[Records supplied — start]

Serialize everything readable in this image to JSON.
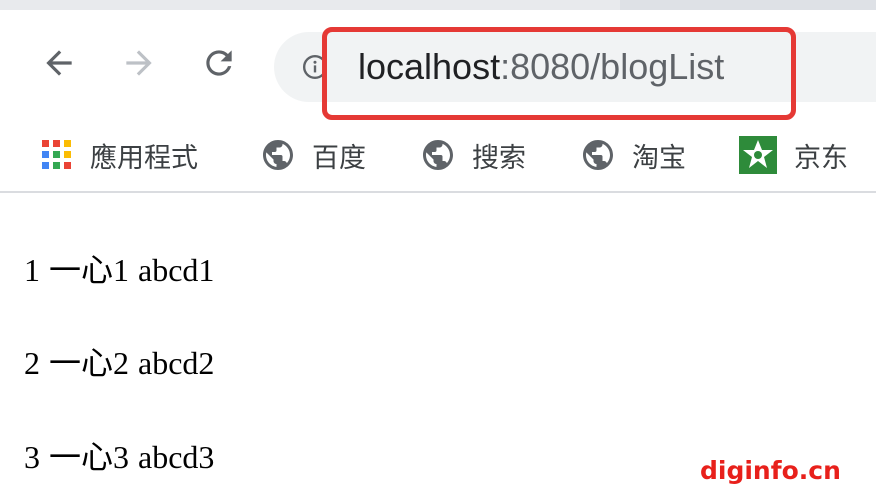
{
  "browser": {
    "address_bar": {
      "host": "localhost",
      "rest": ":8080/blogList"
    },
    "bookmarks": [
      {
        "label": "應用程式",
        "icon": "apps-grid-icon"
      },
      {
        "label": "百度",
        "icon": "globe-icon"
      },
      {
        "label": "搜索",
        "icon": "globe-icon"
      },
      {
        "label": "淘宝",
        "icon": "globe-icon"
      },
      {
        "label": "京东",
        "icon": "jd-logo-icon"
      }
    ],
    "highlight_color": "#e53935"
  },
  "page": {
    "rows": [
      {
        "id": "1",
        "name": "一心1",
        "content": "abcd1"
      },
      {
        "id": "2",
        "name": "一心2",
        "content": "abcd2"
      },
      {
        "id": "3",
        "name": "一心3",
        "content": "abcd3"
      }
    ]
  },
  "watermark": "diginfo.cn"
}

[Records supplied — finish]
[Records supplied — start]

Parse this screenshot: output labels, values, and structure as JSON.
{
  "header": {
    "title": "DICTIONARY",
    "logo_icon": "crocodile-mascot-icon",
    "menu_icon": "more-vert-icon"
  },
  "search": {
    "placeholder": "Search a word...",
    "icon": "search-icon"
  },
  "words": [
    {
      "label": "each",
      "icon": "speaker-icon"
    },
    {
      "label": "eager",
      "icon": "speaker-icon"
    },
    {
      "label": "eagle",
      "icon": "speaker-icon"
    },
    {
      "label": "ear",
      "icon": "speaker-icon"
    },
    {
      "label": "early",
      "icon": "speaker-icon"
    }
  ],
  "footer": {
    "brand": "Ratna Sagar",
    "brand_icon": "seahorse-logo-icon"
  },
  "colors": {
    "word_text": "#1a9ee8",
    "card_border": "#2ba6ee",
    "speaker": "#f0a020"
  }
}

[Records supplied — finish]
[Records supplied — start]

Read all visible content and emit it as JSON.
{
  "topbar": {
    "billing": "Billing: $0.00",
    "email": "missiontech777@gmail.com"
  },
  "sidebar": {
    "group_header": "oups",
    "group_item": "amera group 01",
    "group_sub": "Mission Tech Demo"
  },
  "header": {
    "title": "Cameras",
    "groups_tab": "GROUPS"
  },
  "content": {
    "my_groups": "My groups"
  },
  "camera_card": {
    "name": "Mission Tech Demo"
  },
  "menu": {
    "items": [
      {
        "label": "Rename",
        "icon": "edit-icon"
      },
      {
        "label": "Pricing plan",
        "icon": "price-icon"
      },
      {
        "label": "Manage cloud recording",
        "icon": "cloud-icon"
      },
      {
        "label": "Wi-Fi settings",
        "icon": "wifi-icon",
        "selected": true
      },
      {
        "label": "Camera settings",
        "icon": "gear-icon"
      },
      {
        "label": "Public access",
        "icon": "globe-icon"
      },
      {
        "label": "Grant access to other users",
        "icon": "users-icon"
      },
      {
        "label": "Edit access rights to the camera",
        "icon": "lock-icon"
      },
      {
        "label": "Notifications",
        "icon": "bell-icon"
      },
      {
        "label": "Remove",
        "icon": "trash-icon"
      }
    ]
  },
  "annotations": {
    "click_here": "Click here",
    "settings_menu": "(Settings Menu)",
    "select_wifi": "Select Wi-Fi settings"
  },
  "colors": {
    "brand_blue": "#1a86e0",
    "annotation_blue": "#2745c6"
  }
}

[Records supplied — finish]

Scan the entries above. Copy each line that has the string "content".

**Answer box:**
        "content": "abcd1"
        "content": "abcd2"
        "content": "abcd3"
Read all visible content and emit it as JSON.
  "content": {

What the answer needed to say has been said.